The annual work plan provides detailed output delivery planning and sets out what will be accomplished during each year of the biennium, and by each of each of the branches and regional offices.
It breaks down the biennial work programme and budget into two distinct annual plans, which helps to strengthen UN-Habitat’s implementation arrangements, plan resources, support monitoring and reporting, and have better control of activities. The AWP is UN-habitat operating plan and constitutes the last layer of planning at corporate level.
From the UN-Habitat annual work plan, individual offices (e.g. branches, regional offices, etc.) can extract their own annual work plan, which can also be translated into staff work plans.
Figure 23: Preparation of the annual workplan
The preparation of the AWP follows the approval of the work programme and budget. Outputs must be delivered within the biennium. The AWP contains:
- The expected accomplishments and indicators of achievements (taken from the WP&B);
- Sub-expected accomplishments (taken from results framework of the six-year strategic plan or from inputs to the preparation of WP&B);

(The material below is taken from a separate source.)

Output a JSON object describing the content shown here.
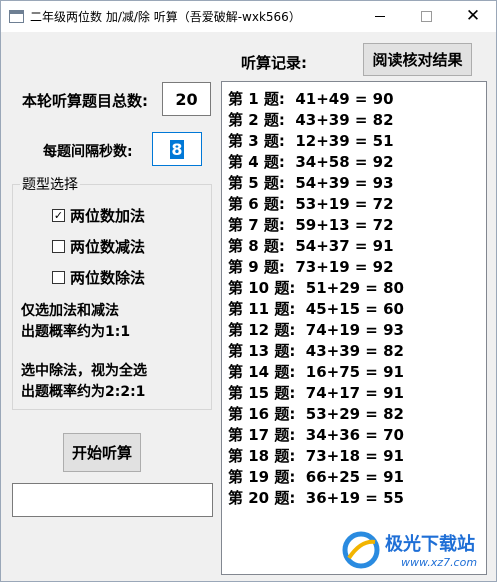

- Approved work programme outputs (taken from the WP&B);
- Number of planned outputs for the whole biennium (taken from the WP&B);
- Number of planned outputs for the year being considered (to be provided by responsible offices and officers);
- Beneficiaries (to be provided by responsible offices and officers);
- Location where the output will be delivered (to be provided by responsible offices and officers);
- Responsible office and officer (taken from inputs to the preparation of WP&B, and to be reviewed and confirmed by responsible offices and officers);
- Internal and external partners, if any (to be provided by responsible offices and officers);
- Priority level (taken from the WP&B; each output is assigned a priority level ranging from 1 to 3 during the preparation of the WP&B);
- Funding needed to deliver the output (to be provided by responsible offices and officers); and
- Percentage of funding available (to be provided by responsible offices and officers).
Where possible, details on the projects or programmes through which various outputs are to be delivered should be provided.
The Quality Assurance Unit and the Programme Division coordinate the preparation of the AWP based on inputs from Branches and Regional Offices.
Steps and responsibilities in preparing the annual work plan
Step 1: QAU prepares a template (see template in annex 4) that includes the elements above; it fills out the template using data from the biennial work programme and budget.
Step 2: QAU sends the templates to all offices with instructions on how to fill it out and complete the required information.
Step 3: Offices return the duly filled out templates to the QAU by the deadline.
Step 4: QAU engages offices to obtain additional data, as applicable.
Step 5: QAU finalizes and issues the AWP, which is then used (i) to extract each office’s own annual work plans; (ii) to extract staff work plans; and (iii) for monitoring and reporting.